Two Olin grads want to make weight management more accessible.

Lilypad wheelchair scales

Photo provided

If you want to know how much you weigh, you step on a scale. But for wheelchair users, the process isn’t that easy.

Amos Meeks and Molly Farison launched Lilypad Scales to simplify that experience. The idea took shape after the former Olin College classmates spoke with several patients at Boston’s Spaulding Rehabilitation Hospital.

“One told a story of how he wanted to lose weight,” Meeks says. “He signed up for Weight Watchers to use a scale.” When he arrived to a meeting, however, the wheelchair scales he had heard about weren’t available. “He asked, ‘How am I supposed to lose weight or use Weight Watchers without a scale?’ We glommed on to that. We asked a lot of users…it was universally a problem.”

Meeks and Farison were in a course at Olin called “User-Oriented Collaborative Design,” where they were granted the opportunity to work with wheelchair users to understand their needs and values. Over the last two and a half years, they have been developing their initial product—the first iteration a thin platform scale that still wasn’t thin enough, but was overly expensive.

After showing users the prototype, one suggested the pair flip the scale to include a panel for each wheel. Four pads, each their own mini scale, are now attached to a mat roughly half an inch high that manual wheelchair users are able to roll on to. The pads communicate wirelessly with a smartphone, which adds up the individual weight of each pad to determine the user’s total weight.

Meeks and Farison used Olin’s Machine Shop to 3D print parts “relatively quickly.” The process allowed them to cost-effectively test whether a part was durable and garnered a reliable reading. Several employees of Waltham software company Autodesk, which is where the team is currently based out of, also helped walk the pair through the process of injection molding.

With an entirely 3D-printed, foldable, functional scale, the startup completed a beta test earlier this year with 40 paying customers, ranging from organizations to individuals who wanted a Lilypad Scale for home use.
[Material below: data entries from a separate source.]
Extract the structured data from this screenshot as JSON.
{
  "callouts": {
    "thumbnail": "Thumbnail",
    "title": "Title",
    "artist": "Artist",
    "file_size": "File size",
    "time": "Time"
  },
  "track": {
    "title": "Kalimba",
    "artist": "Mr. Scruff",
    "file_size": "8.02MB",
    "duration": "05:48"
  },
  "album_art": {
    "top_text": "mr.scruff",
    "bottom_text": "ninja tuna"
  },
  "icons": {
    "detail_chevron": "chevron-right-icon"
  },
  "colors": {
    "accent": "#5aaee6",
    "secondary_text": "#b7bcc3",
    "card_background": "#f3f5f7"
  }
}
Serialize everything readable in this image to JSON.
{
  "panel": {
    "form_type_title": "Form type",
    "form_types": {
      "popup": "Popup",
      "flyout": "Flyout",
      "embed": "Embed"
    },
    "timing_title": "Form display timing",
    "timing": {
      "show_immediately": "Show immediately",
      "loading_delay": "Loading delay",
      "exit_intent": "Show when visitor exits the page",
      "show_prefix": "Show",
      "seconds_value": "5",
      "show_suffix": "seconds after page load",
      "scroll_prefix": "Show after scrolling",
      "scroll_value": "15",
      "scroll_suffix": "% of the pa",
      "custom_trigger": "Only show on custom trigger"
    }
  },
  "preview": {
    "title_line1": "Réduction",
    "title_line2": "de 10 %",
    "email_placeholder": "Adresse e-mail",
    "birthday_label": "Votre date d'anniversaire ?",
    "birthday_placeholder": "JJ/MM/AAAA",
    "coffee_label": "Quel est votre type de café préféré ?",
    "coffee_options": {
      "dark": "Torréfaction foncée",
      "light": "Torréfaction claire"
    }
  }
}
Throughout the process, they learned which parts of the instruction manual weren’t prominent enough, and that the scale worked better with some smartphones—particularly iPhones and higher-end Androids—than others.

“All the changes were fairly minor,” Meeks says. “We were able to fix a couple bugs and make a few things a little more obvious. We’re trying to better set people’s expectations.”

Those expectations, however, are fairly high. The startup has won $20,000 from Babson College’s B.E.T.A. Challenge, another $20,000 from student-run investment firm Rough Draft Ventures, and received mentoring from Dave Estrada, the former executive director of the National Spinal Cord Injury Association’s Greater Boston Chapter.

“Our ultimate goal from the start [was to solve] this huge, unmet need among wheelchair users,” Meeks says. “If you go into the doctor for an annual check-up, one of the things they’ll do is weigh you. That’s just not true for wheelchair users. We want anyone to be able to weigh themselves.”

The team will make that goal a reality beginning July 7, when Lilypad Scales launches for sale. The cost of the seven-pound scale rings in at $628—a price they want to bring down, although it’s still generally cheaper than the competition. Over the summer, they will also be figuring out how to make Lilypad Scales accessible for power wheelchairs.

“This is something we want people to really know about and talk about,” Farison says. “What we want is that when someone is trying to manage their weight, the first thing they think about is Lilypad.”

Lilypad wheelchair scales

Amos Meeks, Molly Farison, and Dave Estrada. / Photo Provided